Source for citation (uncertain how to do properly): http://nationalzoo.si.edu/Animals/SmallMammals/fact-sloth.cfm — Preceding unsigned comment added by 86.157.64.69 (talk) 00:33, 25 December 2012 (UTC)

Conservation Status[edit]

"When sloths have sex, it takes three days because they are so slow."

That's the last line, and I'm not sure if it should be there. For one it has almost nothing to do with conservation status and secondly, it seems more of a joke than actual fact. -__- It is funny though. --Pwncak3z 22:36, 24 April 2007 (UTC)

unau[edit]

Are these sloths also called "unau"? dave 21:27, 8 October 2007 (UTC)

They are Unau according to Encarta —Preceding unsigned comment added by 220.238.2.126 (talk) 07:27, 13 October 2007 (UTC)


Distribution[edit]

I changed the range for Choloepus hoffmanni, because according to the IUCN it ranges as far north as Honduras.--SonCR (talk) 02:38, 21 July 2012 (UTC)

Yeah, that's fine. The other source cited in the article agrees, FWIW. Anaxial (talk) 18:24, 23 July 2012 (UTC)

File:Choloepus hoffmanni (Puerto Viejo, CR) crop.jpg to appear as POTD soon[edit]

Hello! This is a note to let the editors of this article know that File:Choloepus hoffmanni (Puerto Viejo, CR) crop.jpg will be appearing as picture of the day on March 10, 2016. You can view and edit the POTD blurb at Template:POTD/2016-03-11. If this article needs any attention or maintenance, it would be preferable if that could be done before its appearance on the Main Page. — Chris Woodrich (talk) 14:22, 25 February 2016 (UTC)

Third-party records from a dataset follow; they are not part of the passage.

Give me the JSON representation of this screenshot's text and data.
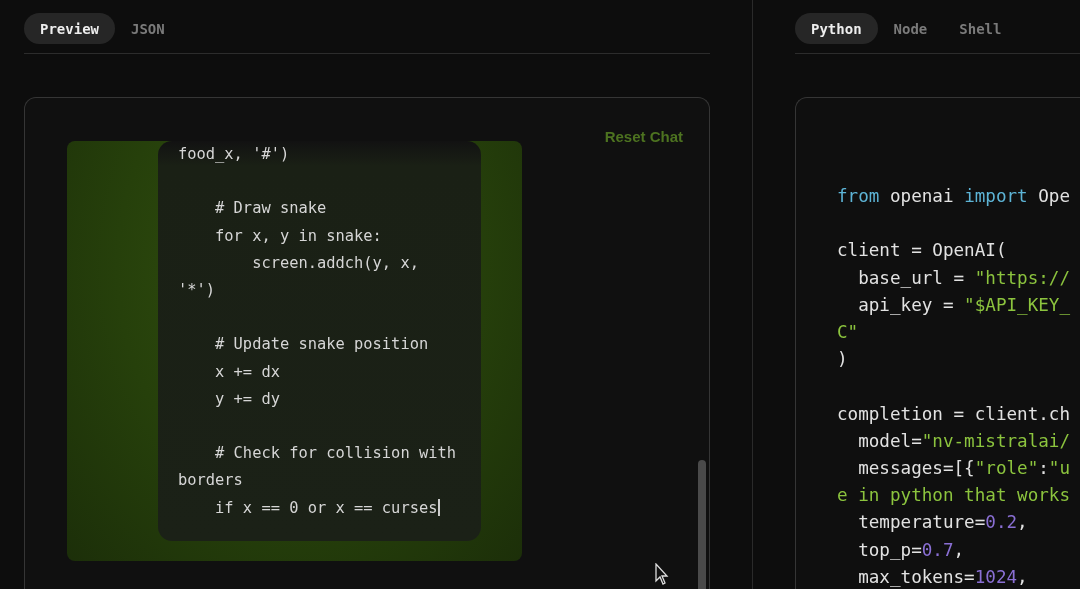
{
  "preview_tabs": [
    {
      "label": "Preview",
      "selected": true
    },
    {
      "label": "JSON",
      "selected": false
    }
  ],
  "preview": {
    "reset_button": "Reset Chat",
    "code_blocks": [
      [
        "food_x, '#')"
      ],
      [
        "    # Draw snake",
        "    for x, y in snake:",
        "        screen.addch(y, x,",
        "'*')"
      ],
      [
        "    # Update snake position",
        "    x += dx",
        "    y += dy"
      ],
      [
        "    # Check for collision with",
        "borders",
        "    if x == 0 or x == curses"
      ]
    ]
  },
  "code_tabs": [
    {
      "label": "Python",
      "selected": true
    },
    {
      "label": "Node",
      "selected": false
    },
    {
      "label": "Shell",
      "selected": false
    }
  ],
  "code_sample": {
    "blocks": [
      [
        [
          {
            "text": "from",
            "kind": "keyword"
          },
          {
            "text": " openai ",
            "kind": "plain"
          },
          {
            "text": "import",
            "kind": "keyword"
          },
          {
            "text": " Ope",
            "kind": "plain"
          }
        ]
      ],
      [
        [
          {
            "text": "client = OpenAI(",
            "kind": "plain"
          }
        ],
        [
          {
            "text": "  base_url = ",
            "kind": "plain"
          },
          {
            "text": "\"https://",
            "kind": "string"
          }
        ],
        [
          {
            "text": "  api_key = ",
            "kind": "plain"
          },
          {
            "text": "\"$API_KEY_",
            "kind": "string"
          }
        ],
        [
          {
            "text": "C\"",
            "kind": "string"
          }
        ],
        [
          {
            "text": ")",
            "kind": "plain"
          }
        ]
      ],
      [
        [
          {
            "text": "completion = client.ch",
            "kind": "plain"
          }
        ],
        [
          {
            "text": "  model=",
            "kind": "plain"
          },
          {
            "text": "\"nv-mistralai/",
            "kind": "string"
          }
        ],
        [
          {
            "text": "  messages=[{",
            "kind": "plain"
          },
          {
            "text": "\"role\"",
            "kind": "string"
          },
          {
            "text": ":",
            "kind": "plain"
          },
          {
            "text": "\"u",
            "kind": "string"
          }
        ],
        [
          {
            "text": "e in python that works",
            "kind": "string"
          }
        ],
        [
          {
            "text": "  temperature=",
            "kind": "plain"
          },
          {
            "text": "0.2",
            "kind": "number"
          },
          {
            "text": ",",
            "kind": "plain"
          }
        ],
        [
          {
            "text": "  top_p=",
            "kind": "plain"
          },
          {
            "text": "0.7",
            "kind": "number"
          },
          {
            "text": ",",
            "kind": "plain"
          }
        ],
        [
          {
            "text": "  max_tokens=",
            "kind": "plain"
          },
          {
            "text": "1024",
            "kind": "number"
          },
          {
            "text": ",",
            "kind": "plain"
          }
        ]
      ]
    ]
  }
}
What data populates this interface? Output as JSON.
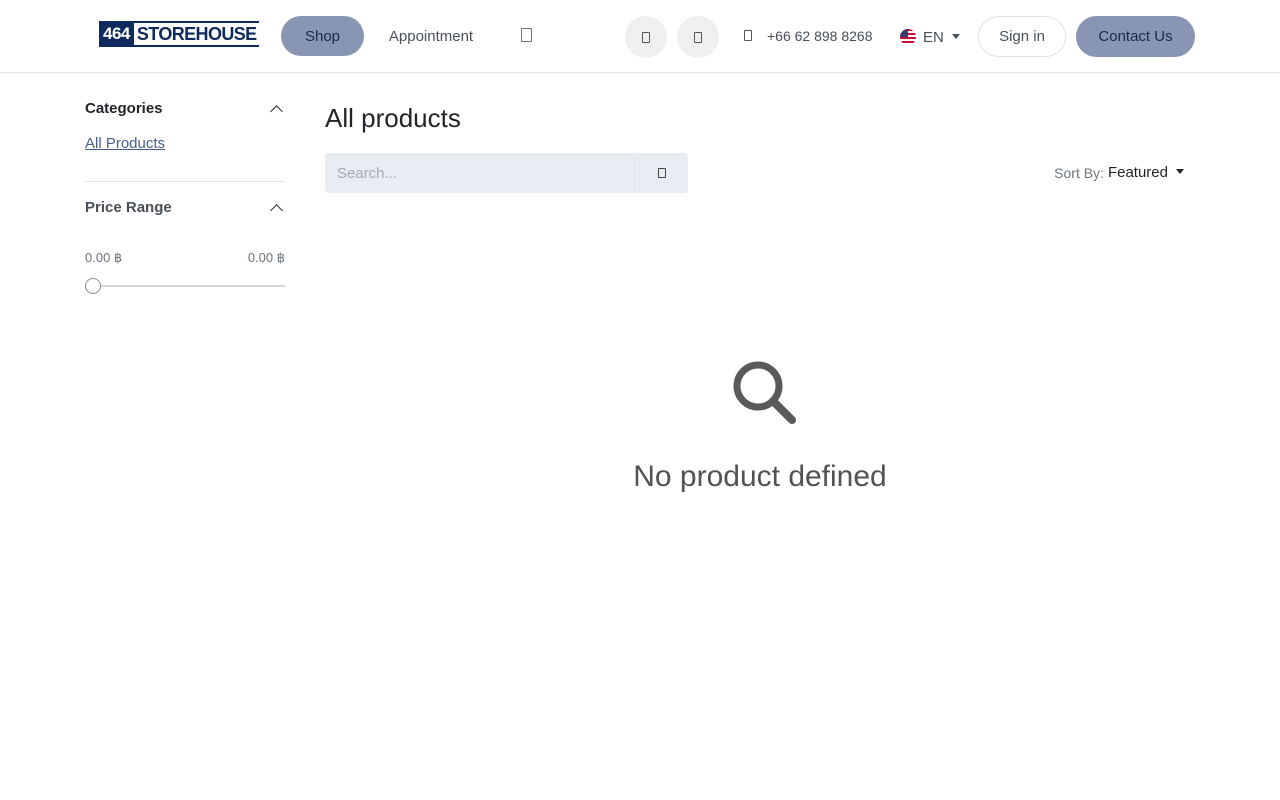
{
  "header": {
    "logo": {
      "number": "464",
      "text": "STOREHOUSE"
    },
    "nav": {
      "shop_label": "Shop",
      "appointment_label": "Appointment"
    },
    "phone": "+66 62 898 8268",
    "language": "EN",
    "signin_label": "Sign in",
    "contact_label": "Contact Us",
    "icons": {
      "nav_extra": "search-icon",
      "cart": "cart-icon",
      "wishlist": "heart-icon",
      "phone": "phone-icon",
      "flag": "us-flag-icon"
    },
    "colors": {
      "accent": "#8896b4",
      "brand": "#0f2a5c"
    }
  },
  "sidebar": {
    "categories_title": "Categories",
    "categories": [
      {
        "label": "All Products"
      }
    ],
    "price_title": "Price Range",
    "price_min": "0.00 ฿",
    "price_max": "0.00 ฿",
    "price_slider_value": 0
  },
  "main": {
    "title": "All products",
    "search": {
      "placeholder": "Search...",
      "value": ""
    },
    "sort_label": "Sort By:",
    "sort_value": "Featured",
    "empty_message": "No product defined"
  }
}
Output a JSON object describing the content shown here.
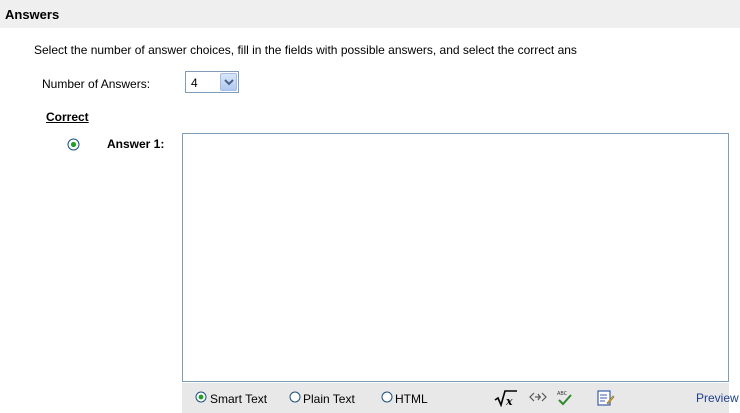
{
  "section": {
    "title": "Answers"
  },
  "instructions": "Select the number of answer choices, fill in the fields with possible answers, and select the correct ans",
  "num_answers": {
    "label": "Number of Answers:",
    "value": "4"
  },
  "answers_table": {
    "correct_header": "Correct",
    "answers": [
      {
        "label": "Answer 1:",
        "correct": true,
        "text": ""
      }
    ]
  },
  "editor_toolbar": {
    "format_options": [
      {
        "label": "Smart Text",
        "selected": true
      },
      {
        "label": "Plain Text",
        "selected": false
      },
      {
        "label": "HTML",
        "selected": false
      }
    ],
    "tools": [
      "math-equation-icon",
      "insert-link-icon",
      "spell-check-icon",
      "preview-icon"
    ],
    "preview_label": "Preview"
  }
}
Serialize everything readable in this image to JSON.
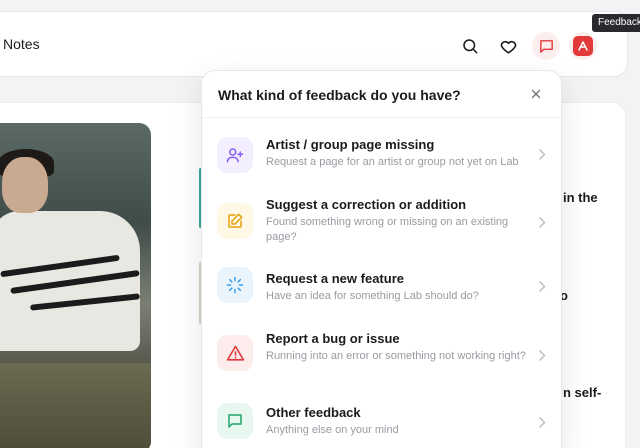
{
  "topbar": {
    "title": "Notes",
    "icons": [
      "search-icon",
      "heart-icon",
      "message-square-icon",
      "app-logo-icon"
    ]
  },
  "tooltip": {
    "text": "Feedback"
  },
  "background_text": {
    "line1": "in the",
    "line2": "o",
    "line3": "n self-"
  },
  "modal": {
    "title": "What kind of feedback do you have?",
    "close_icon": "close-icon",
    "options": [
      {
        "title": "Artist / group page missing",
        "description": "Request a page for an artist or group not yet on Lab",
        "icon": "user-plus-icon",
        "color": "#8b5cf6",
        "bg": "#f3efff"
      },
      {
        "title": "Suggest a correction or addition",
        "description": "Found something wrong or missing on an existing page?",
        "icon": "edit-icon",
        "color": "#e0a20a",
        "bg": "#fff8e4"
      },
      {
        "title": "Request a new feature",
        "description": "Have an idea for something Lab should do?",
        "icon": "loader-icon",
        "color": "#3b9be6",
        "bg": "#eaf4fd"
      },
      {
        "title": "Report a bug or issue",
        "description": "Running into an error or something not working right?",
        "icon": "alert-triangle-icon",
        "color": "#e23a3a",
        "bg": "#fdecec"
      },
      {
        "title": "Other feedback",
        "description": "Anything else on your mind",
        "icon": "message-square-icon",
        "color": "#22a36b",
        "bg": "#e8f7ef"
      }
    ]
  },
  "colors": {
    "brand": "#e23a3a",
    "page_bg": "#f3f3f5",
    "muted_text": "#9a9aa2"
  }
}
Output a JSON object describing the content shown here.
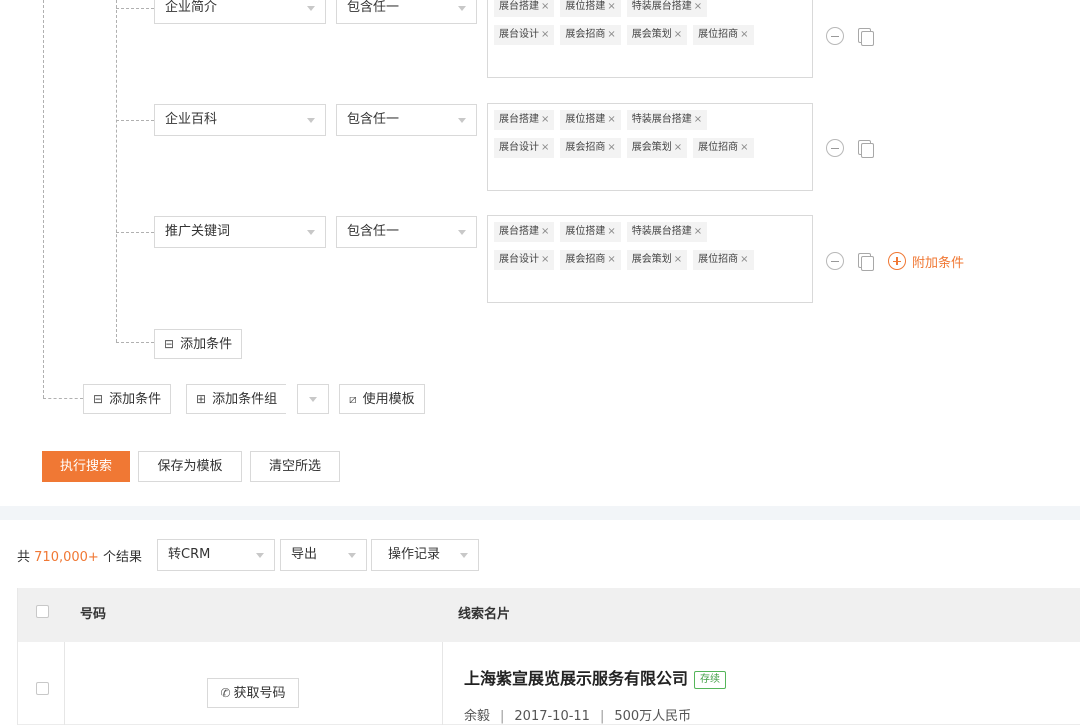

Hoffmann's two-toed sloth
Hoffmann's two-toed sloth (Choloepus hoffmanni) is a species of sloth from Central and South America named for the German naturalist Karl Hoffmann. This solitary, largely nocturnal and arboreal animal, is found in mature and secondary rainforests and deciduous forests. Adults range from 54 to 72 cm (21 to 28 in) in head-body length, and weigh from 2.1 to 9 kg (4.6 to 19.8 lb). Females are larger on average than males, although with considerable overlap in size.Photograph: Geoff Gallice